By Greg Price
It was a first for the Viterra Alberta Bean Annual Grower Meeting and the result was plenty of positive feedback.
It was the first time the meeting was held at the Taber Community Centre Auditorium, and the extra space gave extra possibilities for the various growers from the southern Alberta region who attended.
“We would categorize it as a big success. Moving us into that venue allowed us to add a trade show to the meeting which gave more value to our grower base,” said Keven Sawchuk, senior trader for Alberta dry beans and operations manager for Viterra. “Not only did they get an update on the goings on with the bean pool and the business unit, but it also gave them access to all those services providers as well. With the comments this year, I expect next year’s attendance to even grow a little bit. We also had further interest from other vendors participating in the trade show portion as well. It was a hit. We would give it a 9/10 for sure.”

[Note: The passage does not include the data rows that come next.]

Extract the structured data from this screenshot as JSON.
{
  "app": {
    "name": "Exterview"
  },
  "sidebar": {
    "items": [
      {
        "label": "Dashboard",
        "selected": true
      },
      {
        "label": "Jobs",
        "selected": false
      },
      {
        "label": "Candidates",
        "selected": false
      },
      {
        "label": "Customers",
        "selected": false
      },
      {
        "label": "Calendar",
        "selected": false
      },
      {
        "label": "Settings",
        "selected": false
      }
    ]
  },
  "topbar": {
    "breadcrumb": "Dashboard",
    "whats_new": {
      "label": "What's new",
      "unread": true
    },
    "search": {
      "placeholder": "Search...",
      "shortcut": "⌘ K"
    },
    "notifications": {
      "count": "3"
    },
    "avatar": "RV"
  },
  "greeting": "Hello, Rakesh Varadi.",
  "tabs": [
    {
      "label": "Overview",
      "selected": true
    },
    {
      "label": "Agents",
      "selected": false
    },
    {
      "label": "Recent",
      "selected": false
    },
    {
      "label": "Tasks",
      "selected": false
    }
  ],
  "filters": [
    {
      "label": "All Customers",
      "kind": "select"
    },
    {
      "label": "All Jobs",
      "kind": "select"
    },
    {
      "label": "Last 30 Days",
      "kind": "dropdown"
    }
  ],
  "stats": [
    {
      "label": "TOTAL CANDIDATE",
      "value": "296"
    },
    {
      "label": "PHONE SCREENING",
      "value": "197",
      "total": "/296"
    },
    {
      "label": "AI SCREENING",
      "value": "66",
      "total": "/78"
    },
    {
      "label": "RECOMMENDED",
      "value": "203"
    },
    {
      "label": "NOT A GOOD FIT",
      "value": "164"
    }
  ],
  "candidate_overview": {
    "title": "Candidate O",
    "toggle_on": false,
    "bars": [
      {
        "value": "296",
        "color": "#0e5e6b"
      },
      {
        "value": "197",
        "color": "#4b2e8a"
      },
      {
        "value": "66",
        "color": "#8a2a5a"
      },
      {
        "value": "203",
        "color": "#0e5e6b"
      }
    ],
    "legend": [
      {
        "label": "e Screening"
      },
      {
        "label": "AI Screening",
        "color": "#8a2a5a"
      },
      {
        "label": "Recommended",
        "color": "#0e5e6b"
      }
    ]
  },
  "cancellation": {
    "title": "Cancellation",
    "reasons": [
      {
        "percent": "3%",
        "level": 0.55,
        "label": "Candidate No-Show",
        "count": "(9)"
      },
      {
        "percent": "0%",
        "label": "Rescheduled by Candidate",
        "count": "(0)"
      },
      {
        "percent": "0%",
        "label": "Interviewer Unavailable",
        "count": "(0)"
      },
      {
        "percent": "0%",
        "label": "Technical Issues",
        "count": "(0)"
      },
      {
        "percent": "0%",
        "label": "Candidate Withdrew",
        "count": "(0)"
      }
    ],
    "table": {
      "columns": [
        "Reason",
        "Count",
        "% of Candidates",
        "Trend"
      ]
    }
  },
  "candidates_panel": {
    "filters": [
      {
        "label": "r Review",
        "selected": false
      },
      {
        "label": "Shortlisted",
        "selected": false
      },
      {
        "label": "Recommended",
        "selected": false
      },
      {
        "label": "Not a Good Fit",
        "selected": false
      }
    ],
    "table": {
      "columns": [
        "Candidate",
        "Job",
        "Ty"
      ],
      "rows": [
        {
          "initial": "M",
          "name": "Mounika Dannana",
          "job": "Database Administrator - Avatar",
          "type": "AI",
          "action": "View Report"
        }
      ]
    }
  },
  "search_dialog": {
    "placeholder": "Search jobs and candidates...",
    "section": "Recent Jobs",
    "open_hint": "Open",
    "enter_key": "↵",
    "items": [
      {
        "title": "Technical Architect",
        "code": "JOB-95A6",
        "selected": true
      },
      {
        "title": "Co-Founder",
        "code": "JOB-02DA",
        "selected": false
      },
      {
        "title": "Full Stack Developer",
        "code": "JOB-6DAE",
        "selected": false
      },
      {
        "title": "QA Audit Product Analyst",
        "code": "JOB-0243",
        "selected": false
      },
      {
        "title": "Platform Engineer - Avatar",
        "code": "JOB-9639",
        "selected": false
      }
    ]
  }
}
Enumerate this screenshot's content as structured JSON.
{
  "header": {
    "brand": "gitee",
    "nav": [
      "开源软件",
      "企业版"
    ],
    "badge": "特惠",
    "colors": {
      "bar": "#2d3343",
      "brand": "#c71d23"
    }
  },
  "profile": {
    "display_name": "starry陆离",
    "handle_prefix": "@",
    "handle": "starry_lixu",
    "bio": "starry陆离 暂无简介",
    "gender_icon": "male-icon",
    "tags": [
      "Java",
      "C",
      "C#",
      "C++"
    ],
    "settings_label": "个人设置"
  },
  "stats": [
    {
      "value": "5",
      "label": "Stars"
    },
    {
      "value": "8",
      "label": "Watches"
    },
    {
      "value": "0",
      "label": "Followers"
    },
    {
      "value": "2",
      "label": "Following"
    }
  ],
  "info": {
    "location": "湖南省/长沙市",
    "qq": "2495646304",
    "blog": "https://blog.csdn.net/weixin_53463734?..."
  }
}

The meeting attracted the southern Alberta dry bean grower base from all over southern Alberta in the irrigation districts, where Taber can serve as a more centralized hub.
“Because of heat units and fairly specific requirements in a short season, west to east, our growing area is for the most part near Lethbridge, Chin and Coaldale, to about Medicine Hat and Seven Persons. From south, it’s the Chin coulee where the irrigation district sort of stops to north in Hays and Rolling Hills. It is sort of a confined area. Everyone is sort of within a 100 square mile radius.”
It was a trying growing/harvest season for many producers of different crops, while beans had some challenges, they had a solid showing in comparison to other crops, at least in the southern Alberta region.
“I don’t want to diminish it for the growers who were impacted by hail. Some guys had some significant losses. But, when we look at the total program, and we are able to harvest say more than 95 per cent of the acres, we would definitely call it a success,” said Sawchuk. “But for those guys that were hailed out with that particular storm (in August) that went to the west of Taber unfortunately left a few of our growers with nothing to harvest, be it corn, potatoes, wheat or beans, I don’t want to flower it up too much, because it was a wipe-out for them. Considering the amount we dealt with in late September and then taking a lot of work and patience from the growers the next four or five weeks when they normally wouldn’t be harvesting beans, to stick to it and get the rest of the crop off, it was big effort, but it will pay off fairly well.”
The pay off is from a bean harvest that struggled overall in the north American market, where with all the challenges the local region had, it was even more so south of the border.
“The effort is going to be well rewarded because the short supply means with a flat-price commodity like beans, prices are going up. So even if they lost some yield or little bit of quality or higher dockage, certainly the price is more than making up for that,” said Sawchuk.
While the meeting last Wednesday served as a market update for growers, it also gave so much more with an update on Viterra, plant processing, seed/field updates, dry bean breeding, dry bean research, ABD production awards, soil moisture probes, and variety and agronomic updates.
“Growers place a tremendous value on this meeting. It also speaks to the history of our business and its collaborative nature. Back when the bean business first started in southern Alberta in the 1970s, it was a grower’s pool and co-operative pool at that time, and over those decades, we’ve maintained that mentality. We have a grower advisory board who participates in our key decisions. They are closely tied to the bean business unity specifically. It’s a great two-way street. They are great supporters of the program and likewise, we have the agronomic staff in place to support them so they can get the most out of their crop and share the most up-to-date information,” said Sawchuk.